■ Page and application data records
Segment Open

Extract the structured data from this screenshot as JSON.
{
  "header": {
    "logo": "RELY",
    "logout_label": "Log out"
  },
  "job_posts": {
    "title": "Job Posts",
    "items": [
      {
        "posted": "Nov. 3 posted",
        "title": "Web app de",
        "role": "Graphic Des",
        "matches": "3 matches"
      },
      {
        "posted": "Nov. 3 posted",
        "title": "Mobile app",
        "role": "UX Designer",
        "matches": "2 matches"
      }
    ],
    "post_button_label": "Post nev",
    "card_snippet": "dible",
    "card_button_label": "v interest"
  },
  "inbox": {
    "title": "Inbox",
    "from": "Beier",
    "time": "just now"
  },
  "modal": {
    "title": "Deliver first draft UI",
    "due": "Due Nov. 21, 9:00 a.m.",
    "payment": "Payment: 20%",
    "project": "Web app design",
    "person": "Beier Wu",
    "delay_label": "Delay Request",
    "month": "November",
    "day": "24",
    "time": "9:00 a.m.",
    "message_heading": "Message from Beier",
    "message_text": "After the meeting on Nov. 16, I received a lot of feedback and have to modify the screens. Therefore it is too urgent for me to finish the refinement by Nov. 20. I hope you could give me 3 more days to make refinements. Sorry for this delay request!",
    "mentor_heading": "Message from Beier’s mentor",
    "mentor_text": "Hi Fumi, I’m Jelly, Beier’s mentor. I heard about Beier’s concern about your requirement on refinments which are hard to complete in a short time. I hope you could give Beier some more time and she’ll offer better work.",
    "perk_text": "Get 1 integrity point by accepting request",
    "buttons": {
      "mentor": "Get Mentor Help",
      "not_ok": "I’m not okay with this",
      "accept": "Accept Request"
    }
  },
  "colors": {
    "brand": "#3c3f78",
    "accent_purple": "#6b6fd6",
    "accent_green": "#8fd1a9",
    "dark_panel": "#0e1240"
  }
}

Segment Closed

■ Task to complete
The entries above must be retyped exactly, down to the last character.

■ Solution to this exercise
Extract the structured data from this screenshot as JSON.
{
  "header": {
    "logo": "RELY",
    "logout_label": "Log out"
  },
  "job_posts": {
    "title": "Job Posts",
    "items": [
      {
        "posted": "Nov. 3 posted",
        "title": "Web app de",
        "role": "Graphic Des",
        "matches": "3 matches"
      },
      {
        "posted": "Nov. 3 posted",
        "title": "Mobile app",
        "role": "UX Designer",
        "matches": "2 matches"
      }
    ],
    "post_button_label": "Post nev",
    "card_snippet": "dible",
    "card_button_label": "v interest"
  },
  "inbox": {
    "title": "Inbox",
    "from": "Beier",
    "time": "just now"
  },
  "modal": {
    "title": "Deliver first draft UI",
    "due": "Due Nov. 21, 9:00 a.m.",
    "payment": "Payment: 20%",
    "project": "Web app design",
    "person": "Beier Wu",
    "delay_label": "Delay Request",
    "month": "November",
    "day": "24",
    "time": "9:00 a.m.",
    "message_heading": "Message from Beier",
    "message_text": "After the meeting on Nov. 16, I received a lot of feedback and have to modify the screens. Therefore it is too urgent for me to finish the refinement by Nov. 20. I hope you could give me 3 more days to make refinements. Sorry for this delay request!",
    "mentor_heading": "Message from Beier’s mentor",
    "mentor_text": "Hi Fumi, I’m Jelly, Beier’s mentor. I heard about Beier’s concern about your requirement on refinments which are hard to complete in a short time. I hope you could give Beier some more time and she’ll offer better work.",
    "perk_text": "Get 1 integrity point by accepting request",
    "buttons": {
      "mentor": "Get Mentor Help",
      "not_ok": "I’m not okay with this",
      "accept": "Accept Request"
    }
  },
  "colors": {
    "brand": "#3c3f78",
    "accent_purple": "#6b6fd6",
    "accent_green": "#8fd1a9",
    "dark_panel": "#0e1240"
  }
}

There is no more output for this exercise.